▶ Your goal
Below is a set of entries. Print the line that contains "Serialize everything readable" and every later line word for word, through the final one.

▶ Extracted records

========================================

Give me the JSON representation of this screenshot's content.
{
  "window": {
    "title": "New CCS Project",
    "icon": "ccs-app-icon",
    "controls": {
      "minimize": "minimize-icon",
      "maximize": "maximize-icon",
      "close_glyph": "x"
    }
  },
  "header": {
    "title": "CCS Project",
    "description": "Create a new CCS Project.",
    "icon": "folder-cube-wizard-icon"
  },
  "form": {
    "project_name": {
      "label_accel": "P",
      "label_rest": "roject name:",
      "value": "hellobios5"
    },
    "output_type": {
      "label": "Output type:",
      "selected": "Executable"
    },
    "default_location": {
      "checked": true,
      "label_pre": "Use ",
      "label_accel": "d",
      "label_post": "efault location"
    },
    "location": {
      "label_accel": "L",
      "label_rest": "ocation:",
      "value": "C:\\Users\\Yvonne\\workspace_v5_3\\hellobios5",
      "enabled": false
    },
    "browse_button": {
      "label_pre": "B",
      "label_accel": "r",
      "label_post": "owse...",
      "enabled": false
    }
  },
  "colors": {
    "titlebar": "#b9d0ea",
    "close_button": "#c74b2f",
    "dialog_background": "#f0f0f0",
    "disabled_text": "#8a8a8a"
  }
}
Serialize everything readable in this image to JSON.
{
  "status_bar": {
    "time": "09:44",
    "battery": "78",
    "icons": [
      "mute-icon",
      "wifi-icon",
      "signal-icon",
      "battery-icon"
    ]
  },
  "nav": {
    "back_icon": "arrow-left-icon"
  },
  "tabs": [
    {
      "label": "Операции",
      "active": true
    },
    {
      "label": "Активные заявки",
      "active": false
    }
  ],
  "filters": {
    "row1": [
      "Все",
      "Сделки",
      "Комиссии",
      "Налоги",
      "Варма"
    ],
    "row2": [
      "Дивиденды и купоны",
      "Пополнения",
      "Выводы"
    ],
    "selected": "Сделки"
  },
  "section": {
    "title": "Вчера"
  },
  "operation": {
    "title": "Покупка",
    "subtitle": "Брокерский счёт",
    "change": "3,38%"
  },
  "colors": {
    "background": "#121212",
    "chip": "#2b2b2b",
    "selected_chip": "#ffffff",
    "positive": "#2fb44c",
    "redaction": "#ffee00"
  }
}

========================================

▶ Written solution
Serialize everything readable in this image to JSON.
{
  "status_bar": {
    "time": "09:44",
    "battery": "78",
    "icons": [
      "mute-icon",
      "wifi-icon",
      "signal-icon",
      "battery-icon"
    ]
  },
  "nav": {
    "back_icon": "arrow-left-icon"
  },
  "tabs": [
    {
      "label": "Операции",
      "active": true
    },
    {
      "label": "Активные заявки",
      "active": false
    }
  ],
  "filters": {
    "row1": [
      "Все",
      "Сделки",
      "Комиссии",
      "Налоги",
      "Варма"
    ],
    "row2": [
      "Дивиденды и купоны",
      "Пополнения",
      "Выводы"
    ],
    "selected": "Сделки"
  },
  "section": {
    "title": "Вчера"
  },
  "operation": {
    "title": "Покупка",
    "subtitle": "Брокерский счёт",
    "change": "3,38%"
  },
  "colors": {
    "background": "#121212",
    "chip": "#2b2b2b",
    "selected_chip": "#ffffff",
    "positive": "#2fb44c",
    "redaction": "#ffee00"
  }
}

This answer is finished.